(Stored items)
***

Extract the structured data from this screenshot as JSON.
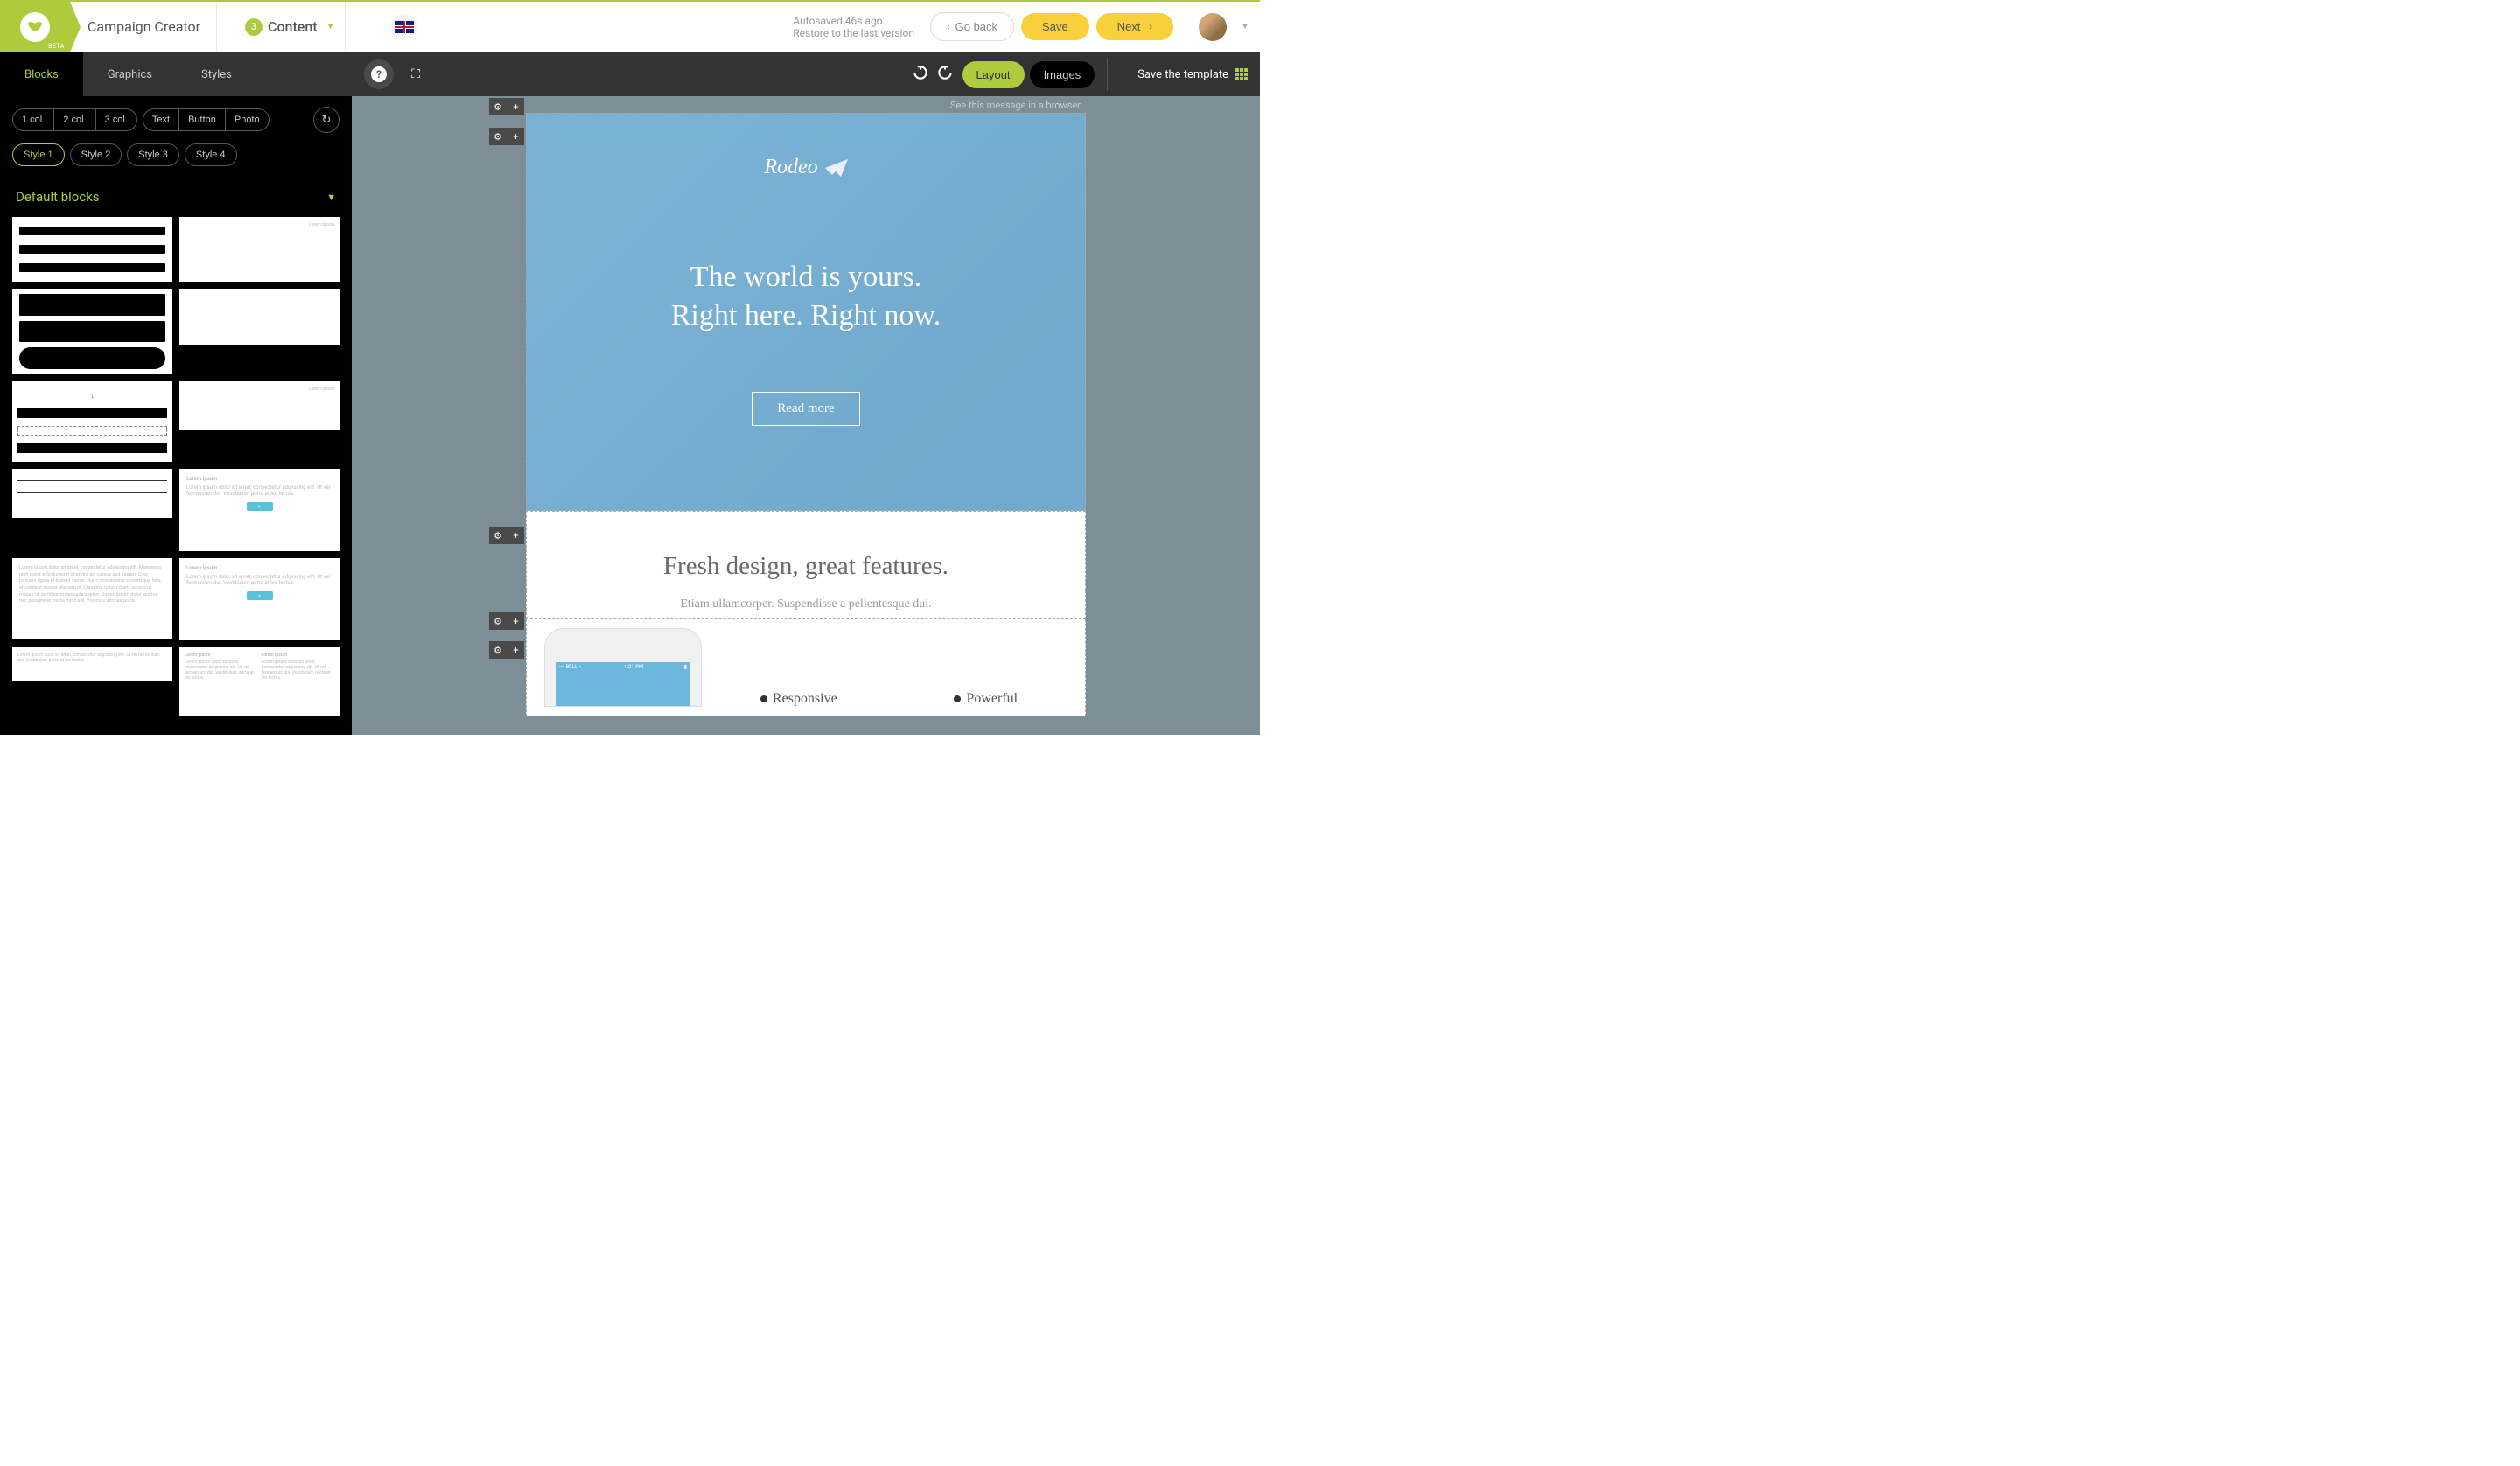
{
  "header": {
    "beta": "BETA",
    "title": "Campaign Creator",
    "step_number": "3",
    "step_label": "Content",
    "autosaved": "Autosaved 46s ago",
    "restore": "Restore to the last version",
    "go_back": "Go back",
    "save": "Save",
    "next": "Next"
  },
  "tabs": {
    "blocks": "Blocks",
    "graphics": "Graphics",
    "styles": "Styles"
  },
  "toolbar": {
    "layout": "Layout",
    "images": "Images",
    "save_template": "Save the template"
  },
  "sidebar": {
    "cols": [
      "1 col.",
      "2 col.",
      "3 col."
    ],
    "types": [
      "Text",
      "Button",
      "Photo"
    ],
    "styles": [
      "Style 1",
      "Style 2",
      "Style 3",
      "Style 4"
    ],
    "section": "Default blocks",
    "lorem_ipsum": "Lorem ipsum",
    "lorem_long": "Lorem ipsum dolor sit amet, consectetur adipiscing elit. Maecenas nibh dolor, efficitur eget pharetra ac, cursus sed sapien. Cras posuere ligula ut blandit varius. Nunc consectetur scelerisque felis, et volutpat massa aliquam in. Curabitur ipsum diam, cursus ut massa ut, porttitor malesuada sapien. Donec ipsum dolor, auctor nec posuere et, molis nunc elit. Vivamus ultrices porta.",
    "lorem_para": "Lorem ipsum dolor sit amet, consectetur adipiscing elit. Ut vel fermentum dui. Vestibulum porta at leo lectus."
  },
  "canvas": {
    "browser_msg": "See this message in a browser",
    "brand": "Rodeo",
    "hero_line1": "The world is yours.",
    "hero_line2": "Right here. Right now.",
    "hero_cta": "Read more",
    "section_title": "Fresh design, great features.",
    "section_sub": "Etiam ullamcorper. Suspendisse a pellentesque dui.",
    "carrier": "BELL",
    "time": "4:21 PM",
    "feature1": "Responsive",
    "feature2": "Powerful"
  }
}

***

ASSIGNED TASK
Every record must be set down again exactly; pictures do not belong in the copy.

OUTPUT FOR THIS EXERCISE
Extract the structured data from this screenshot as JSON.
{
  "header": {
    "beta": "BETA",
    "title": "Campaign Creator",
    "step_number": "3",
    "step_label": "Content",
    "autosaved": "Autosaved 46s ago",
    "restore": "Restore to the last version",
    "go_back": "Go back",
    "save": "Save",
    "next": "Next"
  },
  "tabs": {
    "blocks": "Blocks",
    "graphics": "Graphics",
    "styles": "Styles"
  },
  "toolbar": {
    "layout": "Layout",
    "images": "Images",
    "save_template": "Save the template"
  },
  "sidebar": {
    "cols": [
      "1 col.",
      "2 col.",
      "3 col."
    ],
    "types": [
      "Text",
      "Button",
      "Photo"
    ],
    "styles": [
      "Style 1",
      "Style 2",
      "Style 3",
      "Style 4"
    ],
    "section": "Default blocks",
    "lorem_ipsum": "Lorem ipsum",
    "lorem_long": "Lorem ipsum dolor sit amet, consectetur adipiscing elit. Maecenas nibh dolor, efficitur eget pharetra ac, cursus sed sapien. Cras posuere ligula ut blandit varius. Nunc consectetur scelerisque felis, et volutpat massa aliquam in. Curabitur ipsum diam, cursus ut massa ut, porttitor malesuada sapien. Donec ipsum dolor, auctor nec posuere et, molis nunc elit. Vivamus ultrices porta.",
    "lorem_para": "Lorem ipsum dolor sit amet, consectetur adipiscing elit. Ut vel fermentum dui. Vestibulum porta at leo lectus."
  },
  "canvas": {
    "browser_msg": "See this message in a browser",
    "brand": "Rodeo",
    "hero_line1": "The world is yours.",
    "hero_line2": "Right here. Right now.",
    "hero_cta": "Read more",
    "section_title": "Fresh design, great features.",
    "section_sub": "Etiam ullamcorper. Suspendisse a pellentesque dui.",
    "carrier": "BELL",
    "time": "4:21 PM",
    "feature1": "Responsive",
    "feature2": "Powerful"
  }
}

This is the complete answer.